- Sen. Tom Coburn vows to slow down budget-busting bills ahead of recess
- Obama fantasizes about more executive power, signs new order on federal contractors
- Clintons call Klein, Halper, Kessler ‘a Hat Trick of despicable actors’: report
- Boehner accuses Obama of ‘legacy of lawlessness’
- Pro-marijuana group claims responsibility for Brooklyn Bridge flag swap
- Young adults shun Obamacare mostly due to cost: survey
- Stabbing attack on transgender girl, 15, was ‘bias motivated,’ police say
- LGBT adults still lean overwhelmingly toward Democratic Party
- Lawmakers rattled by Syria genocide horrors, call on Obama to act
Both parties recognize the Democrats' scam
Topic - Sung-Yoon Lee
The Korean Peninsula is fraught with tension as its new leaders engage in a battle of words and will — with the North on Monday voiding the cease-fire that halted the Korean War in 1953 and the South placing its troops on high alert.
"We know North Korea is not suicidal, so there is no danger of an all-out war," he said. "[But] a confluence of various factors makes a North Korean attack highly likely."

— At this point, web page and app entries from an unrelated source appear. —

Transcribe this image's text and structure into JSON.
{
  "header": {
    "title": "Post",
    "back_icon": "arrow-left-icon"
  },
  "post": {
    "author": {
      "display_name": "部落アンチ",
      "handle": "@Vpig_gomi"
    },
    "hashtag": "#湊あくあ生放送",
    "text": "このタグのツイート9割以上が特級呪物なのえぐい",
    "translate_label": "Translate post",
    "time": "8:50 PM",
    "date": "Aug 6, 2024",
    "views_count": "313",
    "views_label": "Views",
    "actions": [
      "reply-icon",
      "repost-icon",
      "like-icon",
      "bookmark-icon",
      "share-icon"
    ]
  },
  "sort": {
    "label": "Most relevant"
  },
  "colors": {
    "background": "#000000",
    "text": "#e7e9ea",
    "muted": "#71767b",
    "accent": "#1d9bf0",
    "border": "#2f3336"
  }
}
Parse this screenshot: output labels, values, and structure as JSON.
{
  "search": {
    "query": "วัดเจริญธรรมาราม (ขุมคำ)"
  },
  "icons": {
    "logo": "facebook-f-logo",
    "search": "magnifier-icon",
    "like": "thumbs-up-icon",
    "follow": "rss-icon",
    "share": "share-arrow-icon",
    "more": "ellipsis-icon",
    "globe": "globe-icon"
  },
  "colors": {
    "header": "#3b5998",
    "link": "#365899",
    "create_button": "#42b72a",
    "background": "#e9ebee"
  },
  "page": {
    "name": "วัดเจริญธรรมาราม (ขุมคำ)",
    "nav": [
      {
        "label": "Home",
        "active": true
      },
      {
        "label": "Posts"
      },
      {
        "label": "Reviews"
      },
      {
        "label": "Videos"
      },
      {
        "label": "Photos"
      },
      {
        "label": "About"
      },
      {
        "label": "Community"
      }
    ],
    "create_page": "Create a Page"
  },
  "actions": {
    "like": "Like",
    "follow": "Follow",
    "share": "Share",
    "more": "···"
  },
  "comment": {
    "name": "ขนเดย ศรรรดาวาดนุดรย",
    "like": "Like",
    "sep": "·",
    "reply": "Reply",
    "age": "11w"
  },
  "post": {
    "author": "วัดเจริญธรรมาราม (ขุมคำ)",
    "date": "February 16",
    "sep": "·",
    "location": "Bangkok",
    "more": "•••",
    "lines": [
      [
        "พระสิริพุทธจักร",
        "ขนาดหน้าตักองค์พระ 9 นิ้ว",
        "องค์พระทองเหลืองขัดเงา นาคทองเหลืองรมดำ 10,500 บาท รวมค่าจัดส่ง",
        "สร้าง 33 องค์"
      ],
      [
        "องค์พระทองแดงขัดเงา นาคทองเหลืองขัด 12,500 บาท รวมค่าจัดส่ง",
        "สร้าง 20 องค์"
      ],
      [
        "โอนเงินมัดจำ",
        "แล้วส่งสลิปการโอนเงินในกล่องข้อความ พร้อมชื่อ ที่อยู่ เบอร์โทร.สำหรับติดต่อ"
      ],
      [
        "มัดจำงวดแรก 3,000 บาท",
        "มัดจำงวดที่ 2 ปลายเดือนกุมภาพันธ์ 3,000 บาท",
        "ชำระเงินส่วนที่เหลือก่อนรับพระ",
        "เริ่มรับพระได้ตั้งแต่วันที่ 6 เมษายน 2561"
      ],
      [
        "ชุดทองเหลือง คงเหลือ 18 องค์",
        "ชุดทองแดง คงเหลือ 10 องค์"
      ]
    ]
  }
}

"These leaders have a strong incentive to downplay foreign policy crises because they are preoccupied with domestic issues, and that creates an appeasement-prone environment, which is very much in North Korea's favor," Mr. Lee said.